_Work task_
Repeat the entries below exactly, pictures excluded.

_Stored items from a collection_
§

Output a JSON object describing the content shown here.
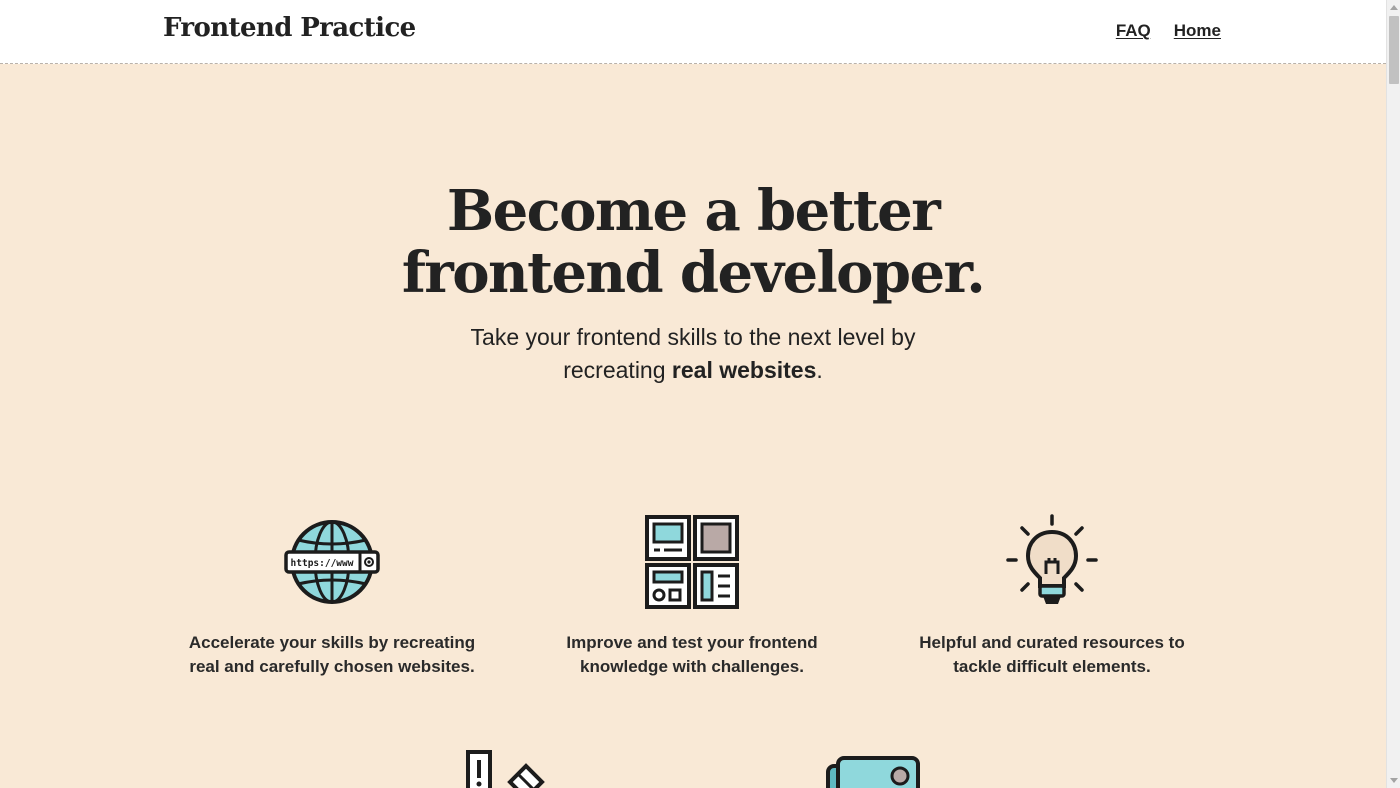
{
  "header": {
    "brand": "Frontend Practice",
    "nav": [
      {
        "label": "FAQ"
      },
      {
        "label": "Home"
      }
    ]
  },
  "hero": {
    "title_line1": "Become a better",
    "title_line2": "frontend developer.",
    "subtitle_line1": "Take your frontend skills to the next level by",
    "subtitle_line2_prefix": "recreating ",
    "subtitle_line2_bold": "real websites",
    "subtitle_line2_suffix": "."
  },
  "features": [
    {
      "icon": "globe-icon",
      "icon_label": "https://www",
      "line1": "Accelerate your skills by recreating",
      "line2": "real and carefully chosen websites."
    },
    {
      "icon": "layout-grid-icon",
      "line1": "Improve and test your frontend",
      "line2": "knowledge with challenges."
    },
    {
      "icon": "lightbulb-icon",
      "line1": "Helpful and curated resources to",
      "line2": "tackle difficult elements."
    }
  ],
  "below_fold_icons": [
    "ruler-pencil-icon",
    "image-icon"
  ],
  "colors": {
    "background": "#f9e9d6",
    "header_background": "#ffffff",
    "text": "#222222",
    "icon_accent": "#8fd8dc"
  }
}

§

_Answer to this exercise_
Output a JSON object describing the content shown here.
{
  "header": {
    "brand": "Frontend Practice",
    "nav": [
      {
        "label": "FAQ"
      },
      {
        "label": "Home"
      }
    ]
  },
  "hero": {
    "title_line1": "Become a better",
    "title_line2": "frontend developer.",
    "subtitle_line1": "Take your frontend skills to the next level by",
    "subtitle_line2_prefix": "recreating ",
    "subtitle_line2_bold": "real websites",
    "subtitle_line2_suffix": "."
  },
  "features": [
    {
      "icon": "globe-icon",
      "icon_label": "https://www",
      "line1": "Accelerate your skills by recreating",
      "line2": "real and carefully chosen websites."
    },
    {
      "icon": "layout-grid-icon",
      "line1": "Improve and test your frontend",
      "line2": "knowledge with challenges."
    },
    {
      "icon": "lightbulb-icon",
      "line1": "Helpful and curated resources to",
      "line2": "tackle difficult elements."
    }
  ],
  "below_fold_icons": [
    "ruler-pencil-icon",
    "image-icon"
  ],
  "colors": {
    "background": "#f9e9d6",
    "header_background": "#ffffff",
    "text": "#222222",
    "icon_accent": "#8fd8dc"
  }
}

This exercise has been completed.